Within the material below, how many lines carry the word "JSON"? Answer with a single number.
----------------------------------------
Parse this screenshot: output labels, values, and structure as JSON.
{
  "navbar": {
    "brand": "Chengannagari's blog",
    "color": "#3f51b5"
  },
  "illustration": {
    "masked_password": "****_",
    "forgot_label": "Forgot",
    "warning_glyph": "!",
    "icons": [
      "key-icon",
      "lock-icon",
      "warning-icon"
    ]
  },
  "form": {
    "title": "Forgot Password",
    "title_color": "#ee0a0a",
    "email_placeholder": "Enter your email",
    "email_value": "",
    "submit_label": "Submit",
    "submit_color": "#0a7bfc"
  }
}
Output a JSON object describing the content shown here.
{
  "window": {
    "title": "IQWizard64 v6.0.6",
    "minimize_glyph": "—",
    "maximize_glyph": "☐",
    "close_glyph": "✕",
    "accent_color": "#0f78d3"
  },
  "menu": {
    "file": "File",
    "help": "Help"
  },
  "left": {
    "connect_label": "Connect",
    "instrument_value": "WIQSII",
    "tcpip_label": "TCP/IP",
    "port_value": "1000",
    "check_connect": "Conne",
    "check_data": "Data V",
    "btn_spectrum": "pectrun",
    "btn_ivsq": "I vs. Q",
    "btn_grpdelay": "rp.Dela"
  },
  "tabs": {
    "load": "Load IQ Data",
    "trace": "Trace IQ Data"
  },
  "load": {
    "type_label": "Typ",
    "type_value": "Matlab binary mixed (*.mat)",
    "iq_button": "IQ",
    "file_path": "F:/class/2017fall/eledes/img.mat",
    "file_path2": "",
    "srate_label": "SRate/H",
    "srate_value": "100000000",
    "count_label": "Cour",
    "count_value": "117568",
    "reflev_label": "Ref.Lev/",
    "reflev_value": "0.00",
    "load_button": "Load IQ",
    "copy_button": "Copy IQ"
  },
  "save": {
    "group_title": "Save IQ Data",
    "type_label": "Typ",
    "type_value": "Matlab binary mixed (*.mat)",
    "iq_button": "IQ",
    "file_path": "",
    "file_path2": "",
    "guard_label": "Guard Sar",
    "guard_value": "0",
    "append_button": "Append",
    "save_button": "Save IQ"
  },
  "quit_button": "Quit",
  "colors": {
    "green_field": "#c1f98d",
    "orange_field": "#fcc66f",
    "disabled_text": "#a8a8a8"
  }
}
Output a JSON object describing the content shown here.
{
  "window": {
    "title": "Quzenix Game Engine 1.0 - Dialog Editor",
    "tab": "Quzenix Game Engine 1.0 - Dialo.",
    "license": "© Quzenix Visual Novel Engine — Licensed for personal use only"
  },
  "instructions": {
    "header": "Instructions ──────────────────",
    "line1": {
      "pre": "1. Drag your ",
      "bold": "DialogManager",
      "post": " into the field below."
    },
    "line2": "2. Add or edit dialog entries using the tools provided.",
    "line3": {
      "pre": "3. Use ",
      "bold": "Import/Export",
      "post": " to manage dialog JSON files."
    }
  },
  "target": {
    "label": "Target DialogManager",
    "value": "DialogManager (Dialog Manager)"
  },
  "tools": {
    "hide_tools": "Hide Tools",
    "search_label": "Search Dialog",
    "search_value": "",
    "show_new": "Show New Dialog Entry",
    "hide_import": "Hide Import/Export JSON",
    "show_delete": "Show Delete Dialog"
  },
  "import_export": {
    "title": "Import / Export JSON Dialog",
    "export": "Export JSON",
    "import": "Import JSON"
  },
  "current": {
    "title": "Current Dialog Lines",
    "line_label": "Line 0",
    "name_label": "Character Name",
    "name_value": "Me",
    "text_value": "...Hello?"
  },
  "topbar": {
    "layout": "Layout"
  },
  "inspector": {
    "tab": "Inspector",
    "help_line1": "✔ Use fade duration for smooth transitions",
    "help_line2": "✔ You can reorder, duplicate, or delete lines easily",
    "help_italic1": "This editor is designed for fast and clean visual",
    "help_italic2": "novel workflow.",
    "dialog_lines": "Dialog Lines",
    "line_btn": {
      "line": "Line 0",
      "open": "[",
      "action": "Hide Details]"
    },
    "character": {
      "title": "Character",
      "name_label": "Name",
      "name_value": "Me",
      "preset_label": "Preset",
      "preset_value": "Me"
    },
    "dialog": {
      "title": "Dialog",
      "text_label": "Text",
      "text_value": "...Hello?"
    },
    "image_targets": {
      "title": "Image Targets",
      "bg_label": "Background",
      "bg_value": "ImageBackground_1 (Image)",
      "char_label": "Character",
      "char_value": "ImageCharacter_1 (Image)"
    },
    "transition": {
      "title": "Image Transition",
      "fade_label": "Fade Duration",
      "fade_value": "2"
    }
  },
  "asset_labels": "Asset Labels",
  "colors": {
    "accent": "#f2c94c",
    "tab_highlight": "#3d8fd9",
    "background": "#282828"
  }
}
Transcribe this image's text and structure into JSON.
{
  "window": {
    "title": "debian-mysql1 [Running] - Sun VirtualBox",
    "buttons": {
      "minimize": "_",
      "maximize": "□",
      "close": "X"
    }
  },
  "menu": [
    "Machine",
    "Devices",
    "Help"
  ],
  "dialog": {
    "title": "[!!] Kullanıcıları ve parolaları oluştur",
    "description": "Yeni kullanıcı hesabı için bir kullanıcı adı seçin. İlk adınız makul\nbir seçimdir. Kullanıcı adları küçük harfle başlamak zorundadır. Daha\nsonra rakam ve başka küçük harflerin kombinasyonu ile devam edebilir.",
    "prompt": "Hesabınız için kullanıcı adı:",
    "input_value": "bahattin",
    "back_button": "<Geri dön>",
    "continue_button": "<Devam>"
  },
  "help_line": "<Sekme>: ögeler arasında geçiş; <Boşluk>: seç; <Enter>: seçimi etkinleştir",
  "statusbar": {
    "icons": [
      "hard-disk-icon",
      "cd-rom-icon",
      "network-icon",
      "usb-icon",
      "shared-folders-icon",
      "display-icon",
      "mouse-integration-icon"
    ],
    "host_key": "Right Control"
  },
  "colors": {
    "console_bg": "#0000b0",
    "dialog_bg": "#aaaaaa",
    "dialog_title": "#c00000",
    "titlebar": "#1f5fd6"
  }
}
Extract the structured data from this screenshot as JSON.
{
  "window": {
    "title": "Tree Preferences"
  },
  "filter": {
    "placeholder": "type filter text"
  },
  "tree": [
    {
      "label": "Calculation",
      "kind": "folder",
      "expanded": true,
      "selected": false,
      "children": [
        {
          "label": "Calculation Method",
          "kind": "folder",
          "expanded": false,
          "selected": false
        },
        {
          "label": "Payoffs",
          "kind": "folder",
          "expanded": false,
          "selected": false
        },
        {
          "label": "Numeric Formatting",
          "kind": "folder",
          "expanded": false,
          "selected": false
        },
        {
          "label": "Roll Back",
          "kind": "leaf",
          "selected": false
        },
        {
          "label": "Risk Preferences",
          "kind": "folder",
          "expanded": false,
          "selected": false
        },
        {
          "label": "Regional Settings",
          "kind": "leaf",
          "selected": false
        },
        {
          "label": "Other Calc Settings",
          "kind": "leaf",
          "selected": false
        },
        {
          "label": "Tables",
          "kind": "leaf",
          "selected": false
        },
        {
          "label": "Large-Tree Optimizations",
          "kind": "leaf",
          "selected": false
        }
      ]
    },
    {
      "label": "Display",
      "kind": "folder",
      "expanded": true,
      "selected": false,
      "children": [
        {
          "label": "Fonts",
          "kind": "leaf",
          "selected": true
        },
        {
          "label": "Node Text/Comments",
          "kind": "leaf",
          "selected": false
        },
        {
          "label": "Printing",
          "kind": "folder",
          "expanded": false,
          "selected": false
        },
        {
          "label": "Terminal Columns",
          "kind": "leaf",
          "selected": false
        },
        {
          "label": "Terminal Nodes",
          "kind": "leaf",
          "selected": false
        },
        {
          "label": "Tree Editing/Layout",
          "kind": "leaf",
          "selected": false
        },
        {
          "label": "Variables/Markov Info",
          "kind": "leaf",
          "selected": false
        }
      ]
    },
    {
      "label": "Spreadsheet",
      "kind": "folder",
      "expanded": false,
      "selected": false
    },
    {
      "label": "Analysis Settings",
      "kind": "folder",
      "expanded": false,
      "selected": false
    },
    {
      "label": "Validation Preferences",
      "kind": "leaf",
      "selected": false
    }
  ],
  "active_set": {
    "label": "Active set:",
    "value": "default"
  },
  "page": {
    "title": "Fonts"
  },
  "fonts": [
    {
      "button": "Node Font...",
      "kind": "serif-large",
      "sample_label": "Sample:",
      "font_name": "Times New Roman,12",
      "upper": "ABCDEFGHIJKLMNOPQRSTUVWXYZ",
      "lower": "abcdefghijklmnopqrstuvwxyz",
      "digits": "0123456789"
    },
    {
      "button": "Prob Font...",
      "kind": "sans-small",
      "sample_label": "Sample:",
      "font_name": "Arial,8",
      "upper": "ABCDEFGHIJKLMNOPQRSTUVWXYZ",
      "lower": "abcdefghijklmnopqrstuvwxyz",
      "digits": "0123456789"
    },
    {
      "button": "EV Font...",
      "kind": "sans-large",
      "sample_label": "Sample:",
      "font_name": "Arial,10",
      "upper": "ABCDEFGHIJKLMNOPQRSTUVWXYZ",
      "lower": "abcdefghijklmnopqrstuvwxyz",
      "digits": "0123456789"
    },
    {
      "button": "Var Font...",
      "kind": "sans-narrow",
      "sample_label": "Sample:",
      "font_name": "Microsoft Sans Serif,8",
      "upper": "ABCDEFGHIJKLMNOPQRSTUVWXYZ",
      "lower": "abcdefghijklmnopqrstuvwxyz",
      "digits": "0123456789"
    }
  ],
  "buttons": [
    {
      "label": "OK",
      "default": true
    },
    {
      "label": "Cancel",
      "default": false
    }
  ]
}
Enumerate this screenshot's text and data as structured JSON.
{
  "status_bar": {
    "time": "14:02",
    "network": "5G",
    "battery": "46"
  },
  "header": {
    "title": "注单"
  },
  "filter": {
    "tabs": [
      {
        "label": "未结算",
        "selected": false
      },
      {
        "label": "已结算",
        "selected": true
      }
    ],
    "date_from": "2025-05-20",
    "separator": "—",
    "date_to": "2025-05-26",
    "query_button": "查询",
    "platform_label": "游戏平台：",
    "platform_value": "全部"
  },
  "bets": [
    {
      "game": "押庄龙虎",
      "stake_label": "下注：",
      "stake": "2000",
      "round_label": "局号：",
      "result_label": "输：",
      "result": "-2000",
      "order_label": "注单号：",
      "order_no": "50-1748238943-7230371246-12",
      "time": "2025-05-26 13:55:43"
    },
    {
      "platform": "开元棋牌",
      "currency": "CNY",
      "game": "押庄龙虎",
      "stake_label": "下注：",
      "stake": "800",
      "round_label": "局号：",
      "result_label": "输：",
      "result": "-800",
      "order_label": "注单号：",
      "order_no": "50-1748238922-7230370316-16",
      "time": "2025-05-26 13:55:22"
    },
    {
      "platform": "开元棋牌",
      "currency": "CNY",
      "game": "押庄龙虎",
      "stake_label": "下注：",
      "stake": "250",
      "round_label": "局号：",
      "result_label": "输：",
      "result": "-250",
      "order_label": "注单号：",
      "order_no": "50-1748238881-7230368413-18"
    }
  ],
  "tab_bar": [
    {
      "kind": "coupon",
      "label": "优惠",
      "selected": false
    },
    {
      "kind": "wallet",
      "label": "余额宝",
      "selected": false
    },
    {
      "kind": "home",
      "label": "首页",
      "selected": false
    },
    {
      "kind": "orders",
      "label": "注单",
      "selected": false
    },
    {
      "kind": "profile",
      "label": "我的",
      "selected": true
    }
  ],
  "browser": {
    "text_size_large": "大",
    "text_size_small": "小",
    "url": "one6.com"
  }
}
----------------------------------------
▸ **Solution for this task**
11